Charlie, billed as "The Pest," is an elegant, bored, and very drunk gentleman
who brings a night of horror to a music hall. He cannot find a seat that pleases
him until he takes his place beside Edna. He tries to hold her hand and
grasps her husband's hand by mistake. At this moment a gallery god, Mr. Rowdy
(also played by Chaplin), pours his beer down on Mr. Pest. Mr. Pest goes
to sleep when he is reseated in a box. He wakes up to find that snakes from the
snake-charmer's basket have coiled around him. After a duet by Dot and
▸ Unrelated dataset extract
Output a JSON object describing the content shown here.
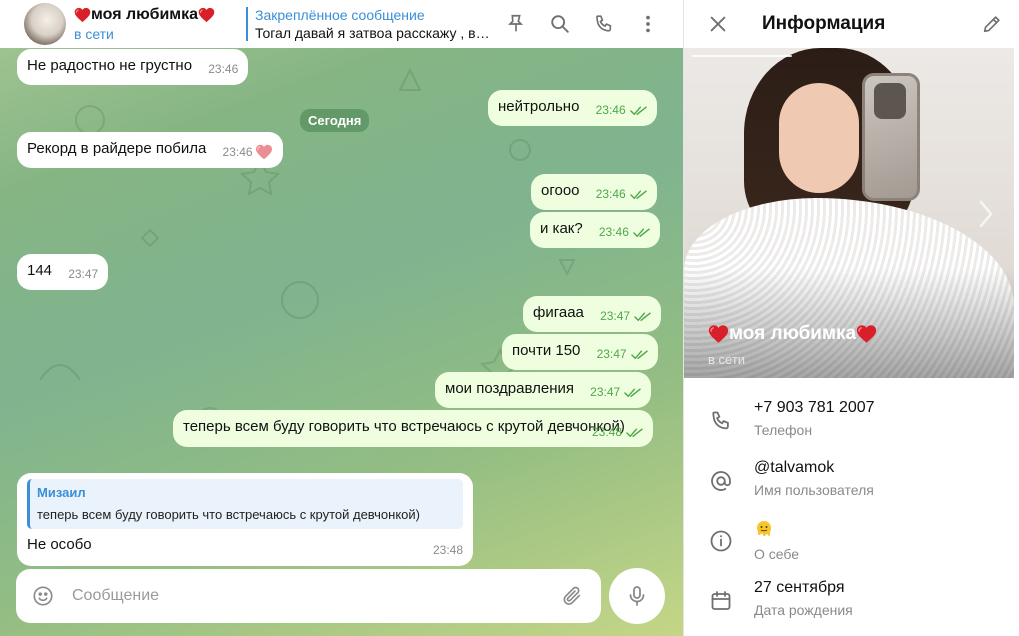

Dash, who sing through a barrage of tomatoes and ice cream cones, a fire-eater
begins his act. But Mr. Rowdy causes the final debacle when he beholds
this performance. He turns the fire hose on the stage, on the audience,
and especially on Mr. Pest.
The film was based on one of the most popular acts of
the Karno Pantomime Company, "Mumming Birds," or, as it was known when Chaplin
was playing it with great success on the American stage, "A Night in an
English Music Hall." The film was usually billed as "A Night at the Show."
What was said about
A Night in the Show:
Photoplay (reviewed by Julian Johnson)
"The newest Chaplin, "A Night at the Show," contains the comedian in a dual
role: with plastered hair and respectable evening attire; and, again, in the
wildest and most disreputable rig—and
an unaccustomed makeup, too—that
he has ever assumed. Here Chaplin loses the rails again by reason of no
story. And still he is funny. When they showed me this mussy, and at
times decidedly unpleasant visual narrative I punctuated it with ribald shouts.
I couldn't help roaring. Oh, for a Chaplin author!"